== Supplied information ==
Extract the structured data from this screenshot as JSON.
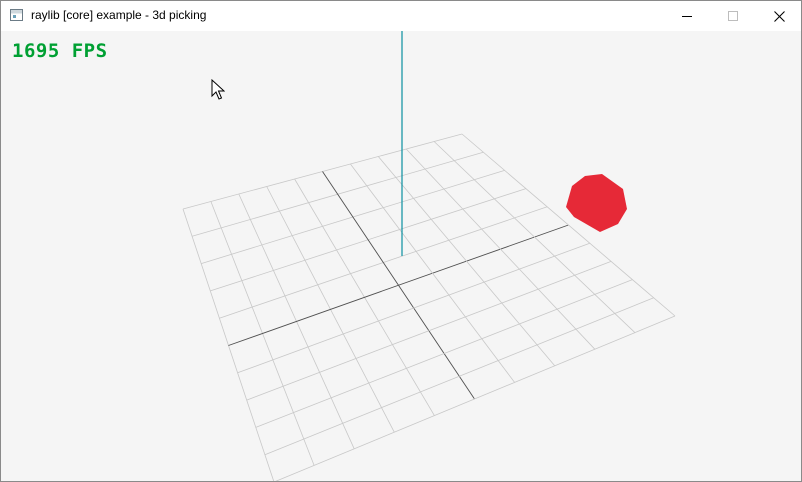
{
  "window": {
    "title": "raylib [core] example - 3d picking",
    "icon": "raylib-app-icon",
    "controls": [
      "minimize-icon",
      "maximize-icon",
      "close-icon"
    ]
  },
  "hud": {
    "fps_text": "1695 FPS",
    "fps_color": "#00a033"
  },
  "scene": {
    "background": "#f5f5f5",
    "grid_slices": 10,
    "grid_color": "#c8c8c8",
    "grid_axis_color": "#505050",
    "axis_line_color": "#0a8fa0",
    "cube_color": "#e62937"
  },
  "cursor": "arrow-pointer-icon"
}
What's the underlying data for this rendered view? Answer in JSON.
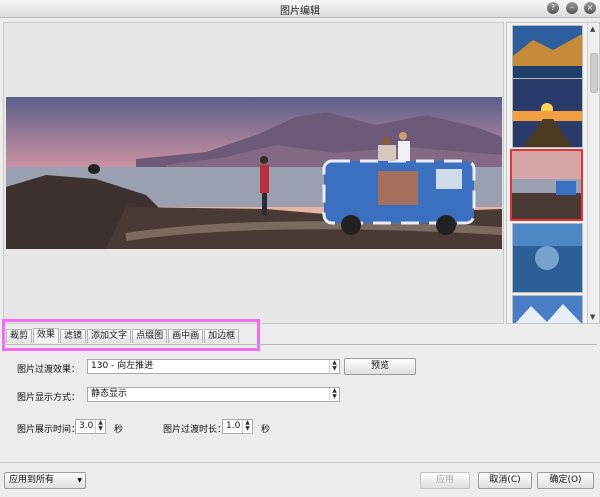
{
  "window": {
    "title": "图片编辑"
  },
  "preview": {
    "image": "landscape-photo-van-by-sea"
  },
  "thumbnails": [
    {
      "name": "mountain-lake-autumn"
    },
    {
      "name": "sunset-pier"
    },
    {
      "name": "coast-van-selected"
    },
    {
      "name": "blue-lake"
    },
    {
      "name": "snowy-mountains"
    }
  ],
  "tabs": [
    "裁剪",
    "效果",
    "滤镜",
    "添加文字",
    "点缀图",
    "画中画",
    "加边框"
  ],
  "effects": {
    "transition_label": "图片过渡效果：",
    "transition_value": "130 - 向左推进",
    "preview_button": "预览",
    "display_label": "图片显示方式：",
    "display_value": "静态显示",
    "show_time_label": "图片展示时间：",
    "show_time_value": "3.0",
    "show_time_unit": "秒",
    "trans_time_label": "图片过渡时长：",
    "trans_time_value": "1.0",
    "trans_time_unit": "秒"
  },
  "footer": {
    "apply_all": "应用到所有",
    "apply": "应用",
    "cancel": "取消(C)",
    "ok": "确定(O)"
  },
  "colors": {
    "highlight": "#f06cf0",
    "selected_thumb": "#e23434"
  }
}
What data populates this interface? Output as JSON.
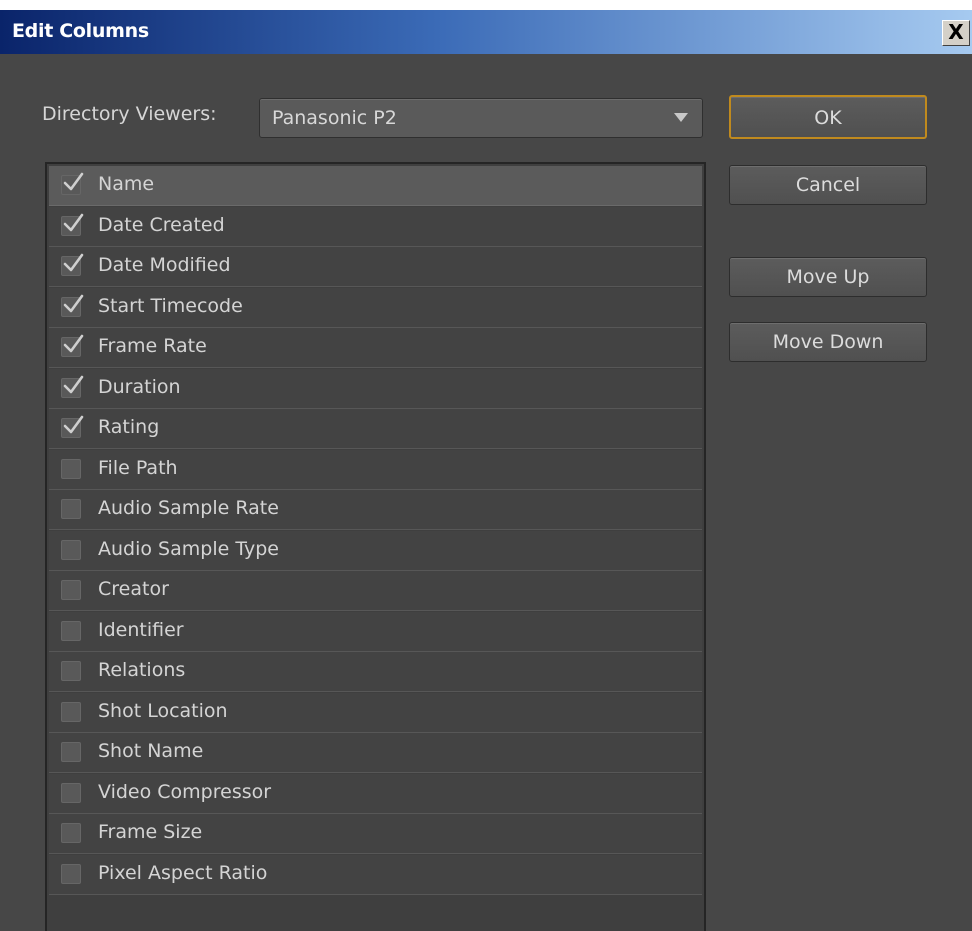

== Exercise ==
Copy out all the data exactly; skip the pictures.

== Task answer ==
Extract the structured data from this screenshot as JSON.
{
  "window": {
    "title": "raylib [core] example - 3d picking",
    "icon": "raylib-app-icon",
    "controls": [
      "minimize-icon",
      "maximize-icon",
      "close-icon"
    ]
  },
  "hud": {
    "fps_text": "1695 FPS",
    "fps_color": "#00a033"
  },
  "scene": {
    "background": "#f5f5f5",
    "grid_slices": 10,
    "grid_color": "#c8c8c8",
    "grid_axis_color": "#505050",
    "axis_line_color": "#0a8fa0",
    "cube_color": "#e62937"
  },
  "cursor": "arrow-pointer-icon"
}
What's the underlying data for this rendered view? Answer in JSON.
{
  "window": {
    "title": "图片编辑"
  },
  "preview": {
    "image": "landscape-photo-van-by-sea"
  },
  "thumbnails": [
    {
      "name": "mountain-lake-autumn"
    },
    {
      "name": "sunset-pier"
    },
    {
      "name": "coast-van-selected"
    },
    {
      "name": "blue-lake"
    },
    {
      "name": "snowy-mountains"
    }
  ],
  "tabs": [
    "裁剪",
    "效果",
    "滤镜",
    "添加文字",
    "点缀图",
    "画中画",
    "加边框"
  ],
  "effects": {
    "transition_label": "图片过渡效果：",
    "transition_value": "130 - 向左推进",
    "preview_button": "预览",
    "display_label": "图片显示方式：",
    "display_value": "静态显示",
    "show_time_label": "图片展示时间：",
    "show_time_value": "3.0",
    "show_time_unit": "秒",
    "trans_time_label": "图片过渡时长：",
    "trans_time_value": "1.0",
    "trans_time_unit": "秒"
  },
  "footer": {
    "apply_all": "应用到所有",
    "apply": "应用",
    "cancel": "取消(C)",
    "ok": "确定(O)"
  },
  "colors": {
    "highlight": "#f06cf0",
    "selected_thumb": "#e23434"
  }
}
What data populates this interface? Output as JSON.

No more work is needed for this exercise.